Siberian cat shedding – do Siberian cats shed a lot?
All cats shed, but how much really depends on many factors, such as breed, the health of the cat, the food that you give your kitty, time of the year, the temperature of your home etc. How much shedding can you expect from your Siberian cat?
While your Siberian cat’s coat shouldn’t give you too much trouble, I have to be upfront here. Siberians are a medium to high-shedding breed. They have a thick coat plus dense undercoat. That’s a lot of fur! If you don’t like seeing cat hair on various surfaces of your home (as well as an occasional hairball), you might be better off considering a different breed.
Siberian cat shedding is natural, even though it might be a bit of a nuisance. Siberian cat’s thick rough coat has awesome heat-preserving and water-resistant qualities. Because its main purpose is to protect the cat from the weather, it changes depending on the season. In other words, expect your cat to shed a fair bit in the spring. It’s as if the cat takes off its winter clothes to change into something lighter for the summer.

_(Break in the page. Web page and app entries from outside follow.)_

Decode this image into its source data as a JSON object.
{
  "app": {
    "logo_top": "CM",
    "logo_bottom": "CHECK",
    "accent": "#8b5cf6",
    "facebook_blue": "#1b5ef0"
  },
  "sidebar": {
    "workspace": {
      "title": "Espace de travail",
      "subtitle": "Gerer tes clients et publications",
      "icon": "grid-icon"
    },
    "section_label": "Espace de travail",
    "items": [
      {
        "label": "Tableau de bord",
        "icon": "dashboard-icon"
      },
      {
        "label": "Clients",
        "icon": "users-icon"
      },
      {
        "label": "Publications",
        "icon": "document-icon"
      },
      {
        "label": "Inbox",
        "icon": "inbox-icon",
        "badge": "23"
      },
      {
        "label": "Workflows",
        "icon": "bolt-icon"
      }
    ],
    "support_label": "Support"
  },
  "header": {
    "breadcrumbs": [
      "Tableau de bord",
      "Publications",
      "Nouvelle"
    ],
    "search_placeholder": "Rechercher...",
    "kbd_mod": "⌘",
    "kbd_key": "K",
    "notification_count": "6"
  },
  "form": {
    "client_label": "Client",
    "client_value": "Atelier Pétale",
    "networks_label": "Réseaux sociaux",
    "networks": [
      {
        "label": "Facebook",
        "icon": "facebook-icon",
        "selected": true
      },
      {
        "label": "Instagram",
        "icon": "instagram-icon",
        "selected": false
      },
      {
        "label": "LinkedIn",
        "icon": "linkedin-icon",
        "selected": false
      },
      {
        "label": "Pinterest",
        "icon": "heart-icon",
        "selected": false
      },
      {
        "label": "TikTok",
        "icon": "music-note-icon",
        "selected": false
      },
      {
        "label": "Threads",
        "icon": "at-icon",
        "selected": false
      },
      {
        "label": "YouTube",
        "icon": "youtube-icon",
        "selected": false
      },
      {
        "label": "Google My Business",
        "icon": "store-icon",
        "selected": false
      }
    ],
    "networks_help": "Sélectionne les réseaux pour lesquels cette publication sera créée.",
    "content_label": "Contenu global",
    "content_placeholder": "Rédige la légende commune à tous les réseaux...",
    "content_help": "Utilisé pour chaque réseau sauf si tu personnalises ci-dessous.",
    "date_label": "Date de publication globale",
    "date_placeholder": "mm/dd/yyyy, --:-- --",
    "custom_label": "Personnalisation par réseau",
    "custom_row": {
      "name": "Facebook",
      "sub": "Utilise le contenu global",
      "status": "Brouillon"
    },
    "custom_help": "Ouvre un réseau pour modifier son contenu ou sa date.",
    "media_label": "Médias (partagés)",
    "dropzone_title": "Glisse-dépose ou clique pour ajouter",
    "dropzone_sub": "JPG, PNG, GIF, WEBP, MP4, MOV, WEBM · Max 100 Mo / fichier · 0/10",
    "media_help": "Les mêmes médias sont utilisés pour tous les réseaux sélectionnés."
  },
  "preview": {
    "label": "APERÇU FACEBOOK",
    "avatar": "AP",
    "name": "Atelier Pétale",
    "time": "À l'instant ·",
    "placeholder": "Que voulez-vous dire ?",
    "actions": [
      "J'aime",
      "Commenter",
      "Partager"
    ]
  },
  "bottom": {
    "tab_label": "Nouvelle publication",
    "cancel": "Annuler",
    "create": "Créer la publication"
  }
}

In the fall, the coat will become dense again. With some cats, it’s actually the opposite: the coat gets denser in the summer, and thinner in winter, especially if it’s an indoor cat. It may be connected to the higher temperature in the house in winter when the furnaces and heaters are on. Such changes in coat density are especially true for intact cats.
If you want to try to regulate your Siberian cat shedding, you can try and get your cat to sleep in a colder room at night. Colder temperature will be a signal for your cat not to shed. It works with my cat, but I don’t know if it will with yours.
Spayed and neutered cats might give you a bit more headache in terms of shedding. They generally don’t have distinct shedding seasons and usually shed somewhat the same throughout the year. It’s best to brush and groom such a cat daily. If you still find hair clumps in its coat or too much dandruff, you might want to give your cat a bath with a special shampoo that will help untangle the clump and remove dandruff.
If your cat’s coat has always been smooth and shiny and you suddenly notice changes, such as dullness, clumps, lack of shine and coarseness, there might be something wrong with your kitty’s health. You can check if you are providing your cat with the right nutrition, see if it has any parasites, or take it to the vet to exclude any other conditions. The health of your cat’s coat is always an indicator of its overall health. If your cat loses hair in spots, definitely take it to the vet!
Because cats tend to constantly lick themselves, and Siberians have lots of hair that they shed and swallow, don’t be surprised to find hairballs around your house. They are not that gross and you’ll get used to them quickly. Remember, it’s perfectly natural for cats to swallow some hair while grooming themselves, and then cough those up. It’s just something cats do.
You can still take some steps to prevent the excessive collection of hair in your house (and hairballs!) With Siberian cats, grooming is something that is almost inevitable if you don’t want to see your kitty’s hair everywhere. Here are some tools you may need:
- A wide flat brush
- A brush with rounded wire teeth
- A fine-tooth cat comb
- A grooming rake
Try to avoid brushes made of synthetic materials. Those tend to cause static electricity which causes increased fragility of cat hair and isn’t pleasant for the cat. (We all know what static feels like).
Start brushing your cat’s fur with a rare toothbrush, then proceed with a fine-tooth comb. Brush with the fur’s natural direction, not against it. At the end of the brushing session, you can “raise” their hair a little by giving it a few brushes against the natural direction. Don’t overdo it though. It might not be too pleasant for the cat.
If the cat hasn’t been brushed for a while and has clumps in its fur, you will need to carefully untangle them using brushes and your fingers. Do not pull too hard! If you can’t untangle the clump, use the scissors, but only if there’s no other way to fix the situation. Cutting out clumps may spoil the look of the cat, especially in the case of a color-pointed cat, as the new fur often grows darker and breaks the pattern.
Apart from keeping your home from drowning in fur and hairballs, giving your cat regular brushes will help strengthen the bond between you and can turn into a pleasurable activity.
If you find a lot of your cat’s hair everywhere around the house and especially on your furniture – don’t panic. It is possible to effectively clean it off the surfaces. Use a wet rag to brush your sofa or armchair. Siberian cat’s hair is quite long, visible and doesn’t tend to get stuck in furniture. Wipe it off with a rag, then rinse the rag and you are all set! (At least until your Siberian hops onto the sofa again 😉 Hopefully, your Siberian cat shedding won’t be too big of a deal.